The day your baby’s naps cease is often a sad one. It means the end of uninterrupted peace and quiet where you can take some time for yourself or tick off some tasks on the endless list of jobs.
But how do we know it’s time to drop your baby’s day sleep and how do you go about dropping naps?
Toddlers usually drop their day sleep around 2.5-3.5 years of age. During this transition time, it will gradually start to decrease in length. If you find your toddler is still wanting to nap for a long time, but the nap is starting to impact night sleep and encouraging bedtime stalling, then we suggest reducing the nap length down to between 45-60mins.
This is just enough to help them recoup and get through the rest of the day without impacting bedtime.
Then, from here (once you’ve finished commiserating the loss of the nap), some of the best things you can do to help your toddler make this transition to dropping naps completely are:
1. Introduce an earlier bedtime
When dropping naps completely you will need to aim for an earlier bedtime for a couple of weeks as your little one adjusts. It may even be as early as 6pm, and this is ok!
It is better to have an early bedtime than it is to hold them out and have them become overtired and difficult to put down. An overtired toddler is not going to be fun and if you miss that window, they will be bouncing off the walls and more than likely waking super early as a result.
2. Get Busy
With all of your might, try to keep your little one busy in the afternoon so you can avoid them falling asleep on the lounge at 4pm! This is often referred to as a ‘disaster nap’ and if you have experienced it, you will know why.
Even a walk to the park or scooter ride can help drag them out until you come home and give them dinner, which can be earlier, as well as trying to get a tired toddler to eat is a whole other battle!
3. Don’t go cold turkey!
When you first start dropping naps, you may find you need to offer a nap every couple of days as your little one adjusts.
On the days you do have to offer this catch-up nap, try to keep it under an hour so that it doesn’t impact their bedtime or overnight sleep too much. A nap in the car is usually a good option!
4. Swap the Zzzz’s for ‘Quiet Time’
Although your toddler may be refusing their nap, it doesn’t mean they don’t need some downtime in the middle of the day. We suggest offering “quiet” time at the time they usually nap instead. Put some books in their room or cot and have an egg timer as a visual queue for how long rest time needs to last.
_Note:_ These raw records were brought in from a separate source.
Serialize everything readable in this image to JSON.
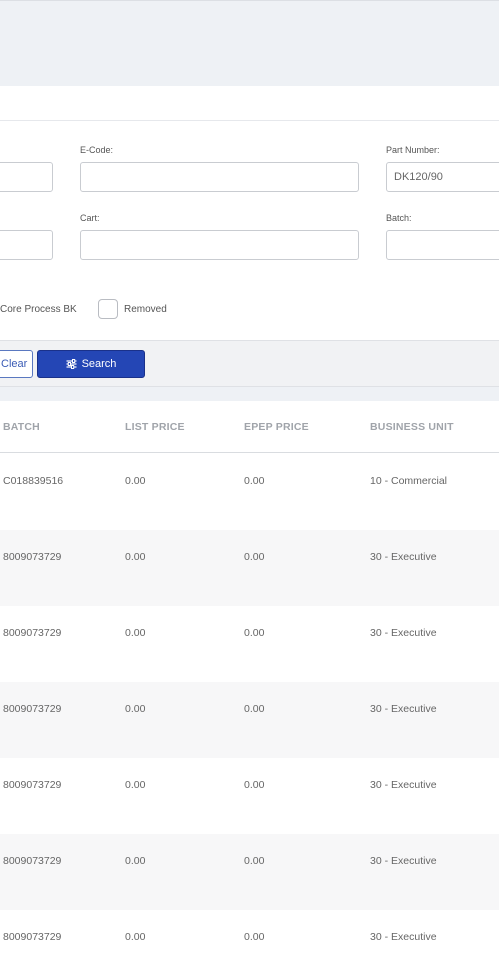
{
  "form": {
    "ecode_label": "E-Code:",
    "ecode_value": "",
    "part_number_label": "Part Number:",
    "part_number_value": "DK120/90",
    "cart_label": "Cart:",
    "cart_value": "",
    "batch_label": "Batch:",
    "batch_value": "",
    "core_process_label": "Core Process BK",
    "removed_label": "Removed"
  },
  "actions": {
    "clear_label": "Clear",
    "search_label": "Search"
  },
  "table": {
    "columns": [
      "BATCH",
      "LIST PRICE",
      "EPEP PRICE",
      "BUSINESS UNIT"
    ],
    "rows": [
      {
        "batch": "C018839516",
        "list_price": "0.00",
        "epep_price": "0.00",
        "business_unit": "10 - Commercial"
      },
      {
        "batch": "8009073729",
        "list_price": "0.00",
        "epep_price": "0.00",
        "business_unit": "30 - Executive"
      },
      {
        "batch": "8009073729",
        "list_price": "0.00",
        "epep_price": "0.00",
        "business_unit": "30 - Executive"
      },
      {
        "batch": "8009073729",
        "list_price": "0.00",
        "epep_price": "0.00",
        "business_unit": "30 - Executive"
      },
      {
        "batch": "8009073729",
        "list_price": "0.00",
        "epep_price": "0.00",
        "business_unit": "30 - Executive"
      },
      {
        "batch": "8009073729",
        "list_price": "0.00",
        "epep_price": "0.00",
        "business_unit": "30 - Executive"
      },
      {
        "batch": "8009073729",
        "list_price": "0.00",
        "epep_price": "0.00",
        "business_unit": "30 - Executive"
      }
    ]
  }
}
If they fall asleep that’s fine. It’s still early enough in the day and it’s a sign they probably still need it.
Using a baby monitor is a great tool that allows you to watch on while they have their quiet time and determine if they are actually looking sleepy and closing their eyes here and there, (as this can be common at this age when fear of missing out sets in) or if they are genuinely ready to drop the nap, without disturbing them and potentially disrupting a trip to la la land!
5. An occasional nap is not the end of the world
If you’re going out on a weekend and are going to be having a late night and know your toddler will need a nap to get them through, you can try for a nap in the car during the day if you can get it.
Sometimes if we don’t ask them “to take a nap” they will fall asleep on their own terms.
As I mentioned above, you will more than likely experience this transition anywhere from 2.5-3.5 years of age (yes that is a big variance) but toddlers are all so different and some are more active than others.
The main thing you want to watch for is that bedtime gets pushed back later and later and your little one is taking longer and longer to fall asleep. Once you notice this, that’s the tell-tale sign that it’s time to start dropping naps.
What to read next
- The 7 Stages of Toddler Naptime
- SLEEP CHARTS: How Much Sleep Do Your Kids REALLY Need?
- The 10 Types of Toddlers Currently Ruling our Worlds
Written by: Kristy Griffiths, CuboAi Ambassador & Infant Sleep Expert